▶ Your goal
Using the data below, copy each line that includes the word "called".

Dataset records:

----

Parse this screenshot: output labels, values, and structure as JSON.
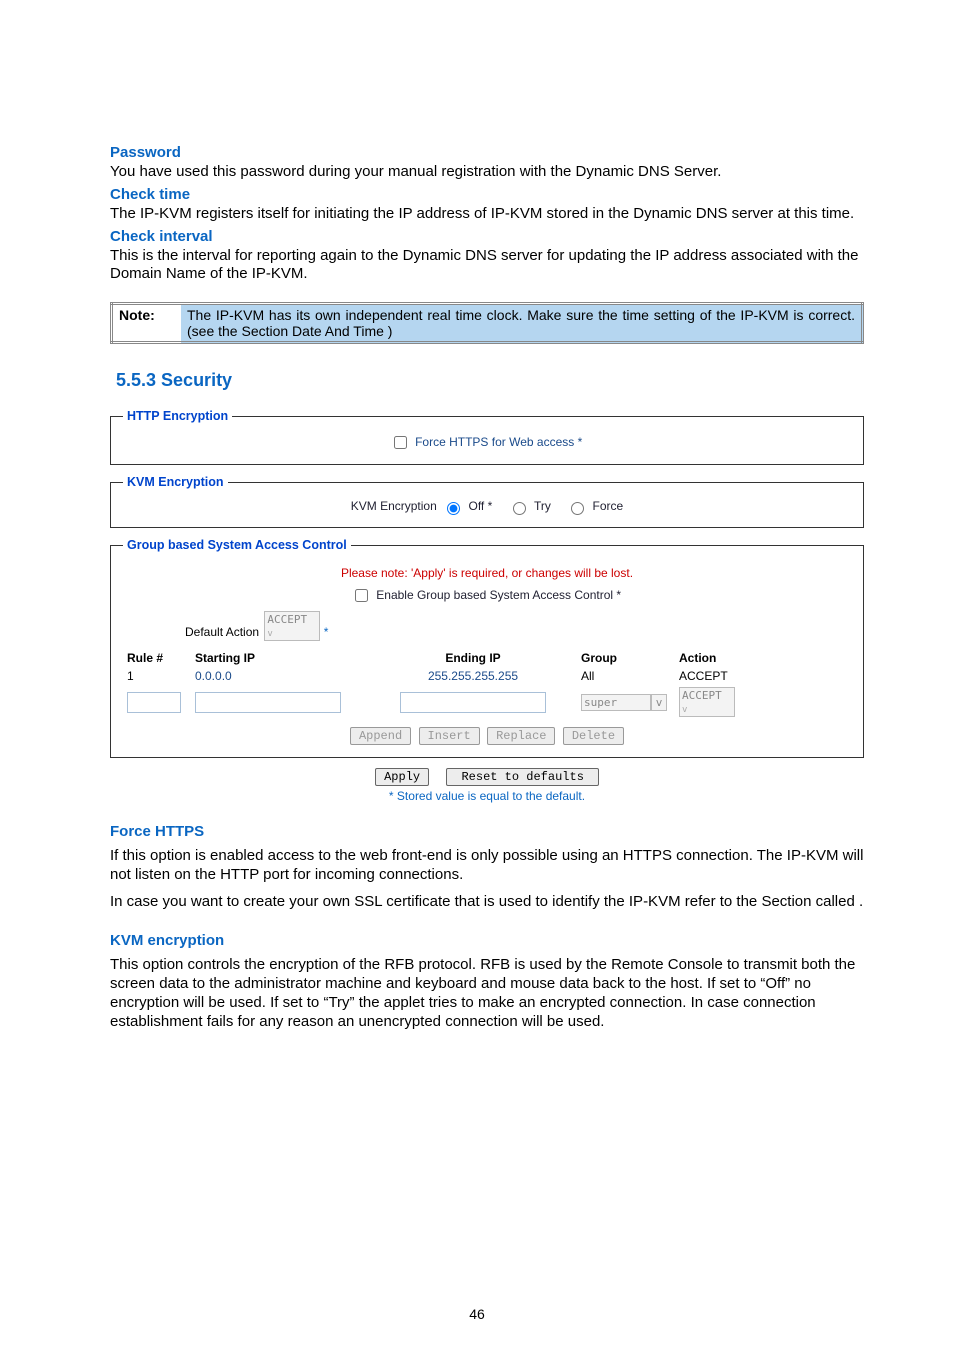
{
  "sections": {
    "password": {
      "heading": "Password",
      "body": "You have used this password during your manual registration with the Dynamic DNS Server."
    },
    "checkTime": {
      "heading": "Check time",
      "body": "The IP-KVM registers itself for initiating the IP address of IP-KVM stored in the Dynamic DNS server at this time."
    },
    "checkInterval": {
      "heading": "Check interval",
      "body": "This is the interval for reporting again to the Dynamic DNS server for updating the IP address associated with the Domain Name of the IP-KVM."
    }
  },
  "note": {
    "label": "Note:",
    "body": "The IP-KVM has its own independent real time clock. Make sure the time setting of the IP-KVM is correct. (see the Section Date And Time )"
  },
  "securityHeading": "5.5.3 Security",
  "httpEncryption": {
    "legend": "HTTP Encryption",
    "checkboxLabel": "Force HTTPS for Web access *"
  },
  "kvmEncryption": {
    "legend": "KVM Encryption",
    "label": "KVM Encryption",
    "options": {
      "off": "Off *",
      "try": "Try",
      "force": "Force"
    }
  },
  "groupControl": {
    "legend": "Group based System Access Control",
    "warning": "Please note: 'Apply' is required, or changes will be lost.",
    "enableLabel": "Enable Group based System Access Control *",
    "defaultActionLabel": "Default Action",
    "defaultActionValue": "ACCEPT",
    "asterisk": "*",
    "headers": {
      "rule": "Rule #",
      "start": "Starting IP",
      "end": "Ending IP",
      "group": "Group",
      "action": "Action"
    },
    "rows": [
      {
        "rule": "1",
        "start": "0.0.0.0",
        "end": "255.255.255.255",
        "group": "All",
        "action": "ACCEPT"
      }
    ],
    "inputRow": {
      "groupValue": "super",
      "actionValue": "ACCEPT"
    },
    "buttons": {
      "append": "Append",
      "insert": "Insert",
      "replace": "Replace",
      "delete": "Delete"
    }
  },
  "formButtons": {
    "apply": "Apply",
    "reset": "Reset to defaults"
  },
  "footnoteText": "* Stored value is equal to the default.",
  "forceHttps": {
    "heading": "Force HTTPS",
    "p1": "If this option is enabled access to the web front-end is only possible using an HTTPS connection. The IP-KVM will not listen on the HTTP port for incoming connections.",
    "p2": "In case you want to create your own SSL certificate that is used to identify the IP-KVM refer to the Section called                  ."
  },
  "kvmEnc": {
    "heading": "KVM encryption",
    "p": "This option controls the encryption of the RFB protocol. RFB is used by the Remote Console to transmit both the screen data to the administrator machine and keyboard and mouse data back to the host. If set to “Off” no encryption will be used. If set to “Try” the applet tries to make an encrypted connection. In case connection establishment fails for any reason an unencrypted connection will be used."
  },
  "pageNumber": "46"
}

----

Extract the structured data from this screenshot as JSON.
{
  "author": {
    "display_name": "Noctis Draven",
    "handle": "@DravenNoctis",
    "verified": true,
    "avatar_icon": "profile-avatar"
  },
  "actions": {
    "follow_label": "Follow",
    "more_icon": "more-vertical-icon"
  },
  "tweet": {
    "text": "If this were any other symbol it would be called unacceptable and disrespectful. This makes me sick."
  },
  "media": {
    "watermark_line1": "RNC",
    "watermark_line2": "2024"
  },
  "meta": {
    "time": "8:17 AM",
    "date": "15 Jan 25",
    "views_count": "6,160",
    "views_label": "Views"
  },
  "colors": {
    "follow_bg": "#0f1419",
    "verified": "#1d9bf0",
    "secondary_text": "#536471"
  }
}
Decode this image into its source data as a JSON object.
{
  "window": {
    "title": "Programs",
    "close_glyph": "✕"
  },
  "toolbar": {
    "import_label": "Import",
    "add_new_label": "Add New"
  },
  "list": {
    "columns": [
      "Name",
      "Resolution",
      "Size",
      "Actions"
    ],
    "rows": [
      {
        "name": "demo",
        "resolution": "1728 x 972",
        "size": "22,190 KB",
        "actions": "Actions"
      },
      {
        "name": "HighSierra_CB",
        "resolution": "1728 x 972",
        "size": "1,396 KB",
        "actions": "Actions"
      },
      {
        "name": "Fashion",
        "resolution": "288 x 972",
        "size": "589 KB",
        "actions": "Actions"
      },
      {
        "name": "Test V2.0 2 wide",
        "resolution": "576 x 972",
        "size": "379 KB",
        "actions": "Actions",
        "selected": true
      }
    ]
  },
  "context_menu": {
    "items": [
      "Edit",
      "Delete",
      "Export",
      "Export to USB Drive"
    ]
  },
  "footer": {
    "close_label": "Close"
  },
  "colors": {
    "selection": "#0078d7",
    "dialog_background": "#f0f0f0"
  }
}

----

▶ Solved exercise
    "p2": "In case you want to create your own SSL certificate that is used to identify the IP-KVM refer to the Section called                  ."
    "text": "If this were any other symbol it would be called unacceptable and disrespectful. This makes me sick."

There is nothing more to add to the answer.